» **Task to carry out**: Repeat the data precisely as given.

» **Dataset extract**:
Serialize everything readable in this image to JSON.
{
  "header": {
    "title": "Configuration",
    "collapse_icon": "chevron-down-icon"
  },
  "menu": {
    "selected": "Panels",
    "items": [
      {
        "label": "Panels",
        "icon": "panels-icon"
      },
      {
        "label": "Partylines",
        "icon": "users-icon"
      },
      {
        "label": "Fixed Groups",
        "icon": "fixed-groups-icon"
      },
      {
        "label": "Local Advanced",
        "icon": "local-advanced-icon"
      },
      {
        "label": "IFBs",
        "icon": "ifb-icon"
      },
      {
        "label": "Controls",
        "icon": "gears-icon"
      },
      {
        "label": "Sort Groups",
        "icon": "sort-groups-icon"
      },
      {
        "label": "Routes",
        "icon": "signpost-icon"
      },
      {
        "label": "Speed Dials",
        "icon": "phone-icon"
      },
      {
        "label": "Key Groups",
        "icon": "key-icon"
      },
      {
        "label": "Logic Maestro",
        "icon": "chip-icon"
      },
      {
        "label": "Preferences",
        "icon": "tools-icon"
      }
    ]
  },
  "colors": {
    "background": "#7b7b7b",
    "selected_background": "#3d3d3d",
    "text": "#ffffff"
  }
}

» **Exercise solution**:
Serialize everything readable in this image to JSON.
{
  "header": {
    "title": "Configuration",
    "collapse_icon": "chevron-down-icon"
  },
  "menu": {
    "selected": "Panels",
    "items": [
      {
        "label": "Panels",
        "icon": "panels-icon"
      },
      {
        "label": "Partylines",
        "icon": "users-icon"
      },
      {
        "label": "Fixed Groups",
        "icon": "fixed-groups-icon"
      },
      {
        "label": "Local Advanced",
        "icon": "local-advanced-icon"
      },
      {
        "label": "IFBs",
        "icon": "ifb-icon"
      },
      {
        "label": "Controls",
        "icon": "gears-icon"
      },
      {
        "label": "Sort Groups",
        "icon": "sort-groups-icon"
      },
      {
        "label": "Routes",
        "icon": "signpost-icon"
      },
      {
        "label": "Speed Dials",
        "icon": "phone-icon"
      },
      {
        "label": "Key Groups",
        "icon": "key-icon"
      },
      {
        "label": "Logic Maestro",
        "icon": "chip-icon"
      },
      {
        "label": "Preferences",
        "icon": "tools-icon"
      }
    ]
  },
  "colors": {
    "background": "#7b7b7b",
    "selected_background": "#3d3d3d",
    "text": "#ffffff"
  }
}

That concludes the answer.